The Creative Assembly explains what's hot about its return to medieval times and the next Total War title
We have a confession to make. Medieval: Total War was always our favourite title of The Creative Assembly's epic Total War trilogy. Not a jot wrong with either Shogun or Rome mind you - far from it. Both were innovative, splendid-looking games providing a perfect marriage of strategic cunning and explosive tactical action.
But it was always Medieval that really truly captured our hearts and imaginations. It just seemed the perfect fit for indulging our long held mania for conquering the known world and beyond, mixing superb strategy, epic medieval battlefields and high political intrigue as we sought to impose our yoke of tyranny over the peasants of the medieval world.

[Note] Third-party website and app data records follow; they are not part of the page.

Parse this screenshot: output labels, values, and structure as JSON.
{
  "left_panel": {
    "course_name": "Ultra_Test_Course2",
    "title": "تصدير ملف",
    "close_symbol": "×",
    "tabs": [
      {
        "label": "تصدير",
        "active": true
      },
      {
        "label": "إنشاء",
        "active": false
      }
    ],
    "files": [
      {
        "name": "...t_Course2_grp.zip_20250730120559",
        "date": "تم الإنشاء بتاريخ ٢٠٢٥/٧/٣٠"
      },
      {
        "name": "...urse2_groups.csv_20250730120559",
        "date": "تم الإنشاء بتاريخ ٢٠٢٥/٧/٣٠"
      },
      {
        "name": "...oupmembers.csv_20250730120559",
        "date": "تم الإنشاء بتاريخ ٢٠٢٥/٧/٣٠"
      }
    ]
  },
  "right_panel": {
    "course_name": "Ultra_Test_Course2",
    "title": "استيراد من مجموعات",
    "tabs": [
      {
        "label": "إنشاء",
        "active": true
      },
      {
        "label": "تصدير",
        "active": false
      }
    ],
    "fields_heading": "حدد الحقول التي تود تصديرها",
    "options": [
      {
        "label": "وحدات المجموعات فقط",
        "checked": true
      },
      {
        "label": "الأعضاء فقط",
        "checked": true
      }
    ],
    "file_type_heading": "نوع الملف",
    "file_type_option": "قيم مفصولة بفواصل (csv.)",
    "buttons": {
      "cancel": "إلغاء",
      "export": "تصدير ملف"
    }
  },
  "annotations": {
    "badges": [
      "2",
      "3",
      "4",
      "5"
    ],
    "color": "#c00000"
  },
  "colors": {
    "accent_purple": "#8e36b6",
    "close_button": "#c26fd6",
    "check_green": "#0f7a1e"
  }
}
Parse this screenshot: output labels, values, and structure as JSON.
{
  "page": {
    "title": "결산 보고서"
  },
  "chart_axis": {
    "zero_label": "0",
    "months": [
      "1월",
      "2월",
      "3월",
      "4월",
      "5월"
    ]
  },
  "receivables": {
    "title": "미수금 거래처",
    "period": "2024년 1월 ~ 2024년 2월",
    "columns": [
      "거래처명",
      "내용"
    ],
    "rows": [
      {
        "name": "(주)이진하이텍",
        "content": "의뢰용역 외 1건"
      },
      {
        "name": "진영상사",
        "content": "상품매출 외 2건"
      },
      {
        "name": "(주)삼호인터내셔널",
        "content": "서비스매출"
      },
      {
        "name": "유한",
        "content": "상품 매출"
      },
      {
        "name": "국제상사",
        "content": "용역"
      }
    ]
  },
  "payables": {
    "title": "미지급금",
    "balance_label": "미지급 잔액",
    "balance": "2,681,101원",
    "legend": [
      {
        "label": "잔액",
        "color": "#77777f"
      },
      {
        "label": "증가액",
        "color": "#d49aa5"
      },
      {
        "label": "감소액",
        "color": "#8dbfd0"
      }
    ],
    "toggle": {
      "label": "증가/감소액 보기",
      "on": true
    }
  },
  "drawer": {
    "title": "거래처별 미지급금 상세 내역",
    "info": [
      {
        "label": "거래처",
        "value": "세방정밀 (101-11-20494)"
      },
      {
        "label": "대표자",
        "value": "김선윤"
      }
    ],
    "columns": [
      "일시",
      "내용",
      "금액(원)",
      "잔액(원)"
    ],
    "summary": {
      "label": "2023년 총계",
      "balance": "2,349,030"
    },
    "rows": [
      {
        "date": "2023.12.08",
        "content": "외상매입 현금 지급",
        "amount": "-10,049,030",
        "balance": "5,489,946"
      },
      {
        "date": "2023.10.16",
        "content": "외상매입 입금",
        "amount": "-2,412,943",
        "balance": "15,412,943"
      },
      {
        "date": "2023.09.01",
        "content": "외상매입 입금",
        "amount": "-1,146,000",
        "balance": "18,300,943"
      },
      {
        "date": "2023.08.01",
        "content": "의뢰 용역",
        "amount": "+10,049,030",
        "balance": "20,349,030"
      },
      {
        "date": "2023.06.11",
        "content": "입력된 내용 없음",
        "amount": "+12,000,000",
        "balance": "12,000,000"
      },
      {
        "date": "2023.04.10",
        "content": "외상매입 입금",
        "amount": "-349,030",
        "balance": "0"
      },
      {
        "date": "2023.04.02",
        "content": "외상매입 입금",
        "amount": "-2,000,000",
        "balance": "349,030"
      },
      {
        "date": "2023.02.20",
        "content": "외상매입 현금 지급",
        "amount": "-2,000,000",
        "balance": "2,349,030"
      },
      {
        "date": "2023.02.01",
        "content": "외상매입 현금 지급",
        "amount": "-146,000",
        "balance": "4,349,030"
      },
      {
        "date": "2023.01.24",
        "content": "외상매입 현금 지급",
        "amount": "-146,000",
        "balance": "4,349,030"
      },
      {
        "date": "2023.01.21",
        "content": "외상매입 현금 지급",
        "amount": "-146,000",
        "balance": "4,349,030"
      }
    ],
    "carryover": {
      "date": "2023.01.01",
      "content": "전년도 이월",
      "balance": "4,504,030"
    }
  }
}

Imagine then our utter joy and delight when we found out that the next Total War game was a chance to revisit our favourite Total title with all new units, explosive new gameplay and updated graphics which promise to make Rome: Total War look like it's from the Stone Age.
High time then that we tracked down Bob Smith, The Creative Assembly's Project Manager, for an exclusive chat on Medieval 2 - we introduced him to the delights of CVG's very own torture chamber until he confessed all. Shame he wouldn't take our suggestion about Cavemen: Total War though. Perhaps next time we'll have to make sure we warm that poker up until its white hot.
We thought Medieval: Total war was pretty much the best Total War game - so we're not complaining mind, but with all of history to choose from, why did you decide to revisit the Medieval period this time around?
Bob Smith: Two main reasons really. Firstly, the medieval period is in many ways the perfect setting for a Total War game. It has a wide range of unit types, technological progress, constant warfare, treachery, intrigue and the clash of civilizations. Secondly, in the four years since the launch of the original, our technology has improved hugely and on the battle side we can now really capture the colour and pageantry of the period. Now we can really do the medieval period justice.
Are we looking at a radically new game - or is Medieval 2 an evolution rather than a revolution? What would you say are the major advances in Medieval 2?
Bob Smith: The aim with Medieval 2 is to significantly improve upon the gameplay of Rome and bring it to the medieval era, while raising the spectacle of the Total War series to a whole new level. As a result, Medieval 2 will raise the standard for Total War games right across the board, from the campaign game to the historical and the multiplayer battles.
What nations and signature units will be available to play Medieval 2? Will there be substantial differences here from the first MTW?
Bob Smith: There will be 21 playable factions for custom battle and multiplayer: England, France, Scotland, Holy Roman Empire, Denmark, Spain, Portugal, Milan, Venice, Papal States, Sicily, Poland, Russia, Hungary, Byzantium, The Turks, Egypt, The Moors, The Mongols, The Tumurids and The Aztecs.
The final line-up of playable factions in the campaign game is still to be decided, however there will be a rich variety of factions to play. You'll notice from the list that we've included several factions that weren't included in the original Medieval, namely Scotland, Portugal and Venice. They'll all add their own unique challenge to the campaign game and, of course, their own unique units to the battlefield.